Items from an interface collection

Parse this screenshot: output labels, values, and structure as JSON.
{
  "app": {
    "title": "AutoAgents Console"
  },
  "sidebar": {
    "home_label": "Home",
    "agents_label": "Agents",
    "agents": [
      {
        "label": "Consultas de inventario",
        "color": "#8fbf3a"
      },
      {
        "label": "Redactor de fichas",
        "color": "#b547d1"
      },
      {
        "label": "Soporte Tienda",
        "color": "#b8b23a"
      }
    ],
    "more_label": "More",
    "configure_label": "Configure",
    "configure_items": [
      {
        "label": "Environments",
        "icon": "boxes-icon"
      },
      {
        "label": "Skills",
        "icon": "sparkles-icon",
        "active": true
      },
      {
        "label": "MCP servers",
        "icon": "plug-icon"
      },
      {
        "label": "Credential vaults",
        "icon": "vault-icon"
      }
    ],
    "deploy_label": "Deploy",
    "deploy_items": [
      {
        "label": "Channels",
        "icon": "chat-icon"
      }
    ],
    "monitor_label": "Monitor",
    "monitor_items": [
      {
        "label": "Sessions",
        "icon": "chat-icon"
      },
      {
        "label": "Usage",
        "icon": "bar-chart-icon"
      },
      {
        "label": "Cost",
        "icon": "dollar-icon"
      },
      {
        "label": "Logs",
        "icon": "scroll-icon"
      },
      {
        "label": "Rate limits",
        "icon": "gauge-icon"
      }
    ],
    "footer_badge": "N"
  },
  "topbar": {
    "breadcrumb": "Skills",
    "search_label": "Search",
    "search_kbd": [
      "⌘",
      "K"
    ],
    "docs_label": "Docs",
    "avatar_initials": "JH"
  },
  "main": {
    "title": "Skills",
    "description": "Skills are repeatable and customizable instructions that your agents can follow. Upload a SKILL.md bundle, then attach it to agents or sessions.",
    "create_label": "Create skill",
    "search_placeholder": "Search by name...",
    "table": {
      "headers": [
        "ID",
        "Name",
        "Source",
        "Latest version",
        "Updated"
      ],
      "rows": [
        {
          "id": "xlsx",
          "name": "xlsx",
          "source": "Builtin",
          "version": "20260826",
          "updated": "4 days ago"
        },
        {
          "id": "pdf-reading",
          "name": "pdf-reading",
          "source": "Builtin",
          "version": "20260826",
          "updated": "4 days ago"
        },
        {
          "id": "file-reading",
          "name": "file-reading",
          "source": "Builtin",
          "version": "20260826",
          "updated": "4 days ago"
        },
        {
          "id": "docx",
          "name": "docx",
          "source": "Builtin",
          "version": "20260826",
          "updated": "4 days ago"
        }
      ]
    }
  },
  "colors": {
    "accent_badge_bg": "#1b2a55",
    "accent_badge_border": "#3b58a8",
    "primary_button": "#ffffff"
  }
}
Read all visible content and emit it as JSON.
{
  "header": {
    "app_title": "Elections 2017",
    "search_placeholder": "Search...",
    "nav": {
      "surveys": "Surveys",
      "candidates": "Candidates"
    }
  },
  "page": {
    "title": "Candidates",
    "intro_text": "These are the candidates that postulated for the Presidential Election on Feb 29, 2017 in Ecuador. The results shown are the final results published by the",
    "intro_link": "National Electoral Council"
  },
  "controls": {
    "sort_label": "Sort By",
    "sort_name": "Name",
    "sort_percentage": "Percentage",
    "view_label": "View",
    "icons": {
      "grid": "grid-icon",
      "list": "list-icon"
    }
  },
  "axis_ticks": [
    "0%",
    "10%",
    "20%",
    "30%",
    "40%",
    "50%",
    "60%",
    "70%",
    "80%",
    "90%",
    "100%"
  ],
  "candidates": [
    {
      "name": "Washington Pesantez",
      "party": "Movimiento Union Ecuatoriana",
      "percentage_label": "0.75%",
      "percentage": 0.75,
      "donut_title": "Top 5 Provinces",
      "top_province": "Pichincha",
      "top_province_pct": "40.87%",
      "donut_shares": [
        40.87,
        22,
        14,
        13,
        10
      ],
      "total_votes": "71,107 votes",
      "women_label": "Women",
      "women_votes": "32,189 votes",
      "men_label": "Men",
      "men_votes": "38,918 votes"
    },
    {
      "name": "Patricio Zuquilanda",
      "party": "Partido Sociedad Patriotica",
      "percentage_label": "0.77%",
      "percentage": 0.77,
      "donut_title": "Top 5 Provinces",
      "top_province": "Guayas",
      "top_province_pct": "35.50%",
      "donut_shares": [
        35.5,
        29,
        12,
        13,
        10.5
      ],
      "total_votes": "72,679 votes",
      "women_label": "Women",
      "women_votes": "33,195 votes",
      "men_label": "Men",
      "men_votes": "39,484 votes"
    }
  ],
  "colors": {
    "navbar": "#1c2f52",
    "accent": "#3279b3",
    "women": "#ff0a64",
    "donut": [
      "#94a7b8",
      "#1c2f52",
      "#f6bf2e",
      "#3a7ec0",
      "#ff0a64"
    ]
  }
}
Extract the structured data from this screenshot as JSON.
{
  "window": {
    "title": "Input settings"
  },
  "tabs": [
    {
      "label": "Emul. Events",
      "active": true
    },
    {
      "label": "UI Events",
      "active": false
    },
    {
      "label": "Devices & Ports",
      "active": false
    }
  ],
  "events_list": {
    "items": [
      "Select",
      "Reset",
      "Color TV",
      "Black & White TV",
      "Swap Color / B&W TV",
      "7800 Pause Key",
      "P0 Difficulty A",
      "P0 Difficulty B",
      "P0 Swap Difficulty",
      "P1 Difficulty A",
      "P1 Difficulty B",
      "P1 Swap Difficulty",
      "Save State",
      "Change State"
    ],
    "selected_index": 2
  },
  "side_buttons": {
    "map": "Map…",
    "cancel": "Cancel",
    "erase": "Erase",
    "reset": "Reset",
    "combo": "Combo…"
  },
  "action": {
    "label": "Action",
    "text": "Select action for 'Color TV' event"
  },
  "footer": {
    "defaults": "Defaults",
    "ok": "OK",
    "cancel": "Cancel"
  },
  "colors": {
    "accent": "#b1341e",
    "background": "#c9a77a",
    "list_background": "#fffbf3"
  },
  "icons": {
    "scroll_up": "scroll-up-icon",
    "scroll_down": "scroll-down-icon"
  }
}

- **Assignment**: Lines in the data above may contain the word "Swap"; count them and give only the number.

- **Result of this exercise**: 3